We will be moving this summer. I knew that this moving every three or four years would be a part of Army Life, but, like the Pollyanna that I can sometimes be, I mostly choose, even now, to paint it in beautiful colors. “Oh, how fun to see new places and meet new people every few years! This will be a great thing for our kids! They’ll be so good at making new friends! We’ll have so many fun experiences to share with friends and reflect back on!”
I’ve learned a lot about myself since moving here. I’ve learned that I’m very afraid of failure. I get overwhelmed in the details. If I can’t visualize each step of the project before I begin, it’s likely that I won’t even start. Somehow that connects with my tendency to withdraw into myself if I don’t know how something’s going to end. It’s sort of a self-protective measure, I suppose. My thought process goes along the lines of, “If I don’t invest too much, then it won’t hurt so bad if it doesn’t work out.”
I recently realized that this plays out in very vivid ways. When we first moved into our house here in New Jersey, I didn’t really decorate it. I slapped a couple of things on the walls, but not much. I didn’t spend much time organizing my kitchen. I figured that there really wasn’ t much of a point. After all, it was all going to get packed back into boxes in two years and have to be reorganized in a whole different kitchen anyway.
We found a great church, but it took us several months to work up to regular attendance. We joined a small group and that helped. Still, though, it was so hard for me to invest in friendships when I knew I’d have to leave them all behind. I didn’t want to open up. I didn’t want to put myself in a situation that I knew would bring heartbreak.
It’s really a reflection of a bigger problem. Can I live in the “now”? Can I let go of the future, even just for a few moments? Just long enough to laugh with a friend? What about an even longer time and allow her to fill the very real need I have for a close girlfriend?
Really, though? It’s even bigger than that. It’s about faith.

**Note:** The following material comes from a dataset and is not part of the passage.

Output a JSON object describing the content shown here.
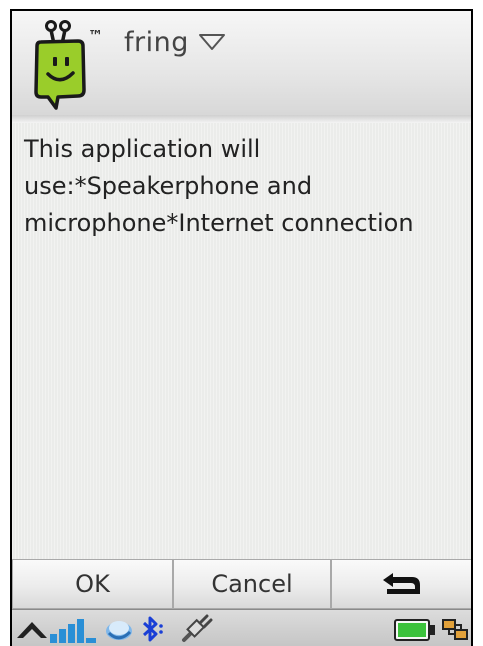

The truth is that, while the negatives loom large, the Army Life is what God has called us to do. He has promised to take care of us. I believe that promise includes friendships. Do I really believe that God will do what He says He’ll do? Maybe my Pollyanna stance is less about being naive, and more about choosing not to worry about things that I can’t change. We chose this lifestyle for lots of wonderful reasons and we take the bad with the good.
I stumbled on a quote today that, if I’m honest, expresses how I really feel:
“How lucky I am to have something that makes saying goodbye so hard.” –A.A. Milne (Winnie-the-Pooh)
I’m very, very
lucky blessed, indeed. Goodbye will be hard, but only because the relationships are precious. Precious and strong enough, I think, to weather time and distance. That’s why God made phones and cars and airplanes and Facebook and Skype.
So my new outlook means that I’ll grab the fun where I can get it. I’ll invest in relationships while I can, make them strong while I’m near to these amazing people who God has brought into our lives. I’m purposely making it hard to say goodbye, because that means we’ve created something wonderful.